• **Work required**: Return, from the data below, each line that contains the word "내보내기".
----------
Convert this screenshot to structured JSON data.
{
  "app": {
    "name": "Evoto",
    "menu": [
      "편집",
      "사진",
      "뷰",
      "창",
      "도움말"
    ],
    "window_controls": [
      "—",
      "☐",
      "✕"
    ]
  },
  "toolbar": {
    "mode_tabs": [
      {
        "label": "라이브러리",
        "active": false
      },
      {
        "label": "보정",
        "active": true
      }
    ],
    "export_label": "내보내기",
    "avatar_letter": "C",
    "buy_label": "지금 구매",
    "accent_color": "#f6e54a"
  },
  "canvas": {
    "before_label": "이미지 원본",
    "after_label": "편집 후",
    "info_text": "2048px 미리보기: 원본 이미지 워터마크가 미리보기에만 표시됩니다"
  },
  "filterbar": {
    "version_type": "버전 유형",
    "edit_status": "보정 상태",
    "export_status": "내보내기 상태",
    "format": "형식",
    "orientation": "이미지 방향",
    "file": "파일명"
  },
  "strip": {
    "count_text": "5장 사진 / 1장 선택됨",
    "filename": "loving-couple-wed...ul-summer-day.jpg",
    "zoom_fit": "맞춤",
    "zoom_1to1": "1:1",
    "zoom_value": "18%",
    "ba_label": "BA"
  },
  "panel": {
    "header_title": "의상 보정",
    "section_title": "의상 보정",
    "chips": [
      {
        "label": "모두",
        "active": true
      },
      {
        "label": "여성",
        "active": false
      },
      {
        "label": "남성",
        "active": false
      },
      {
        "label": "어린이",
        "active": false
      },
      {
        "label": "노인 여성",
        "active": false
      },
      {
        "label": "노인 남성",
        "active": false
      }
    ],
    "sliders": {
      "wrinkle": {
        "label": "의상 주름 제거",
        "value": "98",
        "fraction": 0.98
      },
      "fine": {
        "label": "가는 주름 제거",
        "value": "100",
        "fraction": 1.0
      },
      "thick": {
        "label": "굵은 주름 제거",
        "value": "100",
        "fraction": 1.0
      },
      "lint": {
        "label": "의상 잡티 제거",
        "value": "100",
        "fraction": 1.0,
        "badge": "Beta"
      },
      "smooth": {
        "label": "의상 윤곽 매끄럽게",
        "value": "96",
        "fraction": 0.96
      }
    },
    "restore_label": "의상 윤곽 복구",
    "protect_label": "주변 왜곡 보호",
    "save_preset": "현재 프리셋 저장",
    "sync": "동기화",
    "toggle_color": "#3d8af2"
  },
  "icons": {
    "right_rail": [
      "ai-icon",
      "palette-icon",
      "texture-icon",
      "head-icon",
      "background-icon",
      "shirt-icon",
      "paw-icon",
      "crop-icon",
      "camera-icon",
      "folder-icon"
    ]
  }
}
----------
• **Output of the exercise**:
    "export_label": "내보내기",
    "export_status": "내보내기 상태",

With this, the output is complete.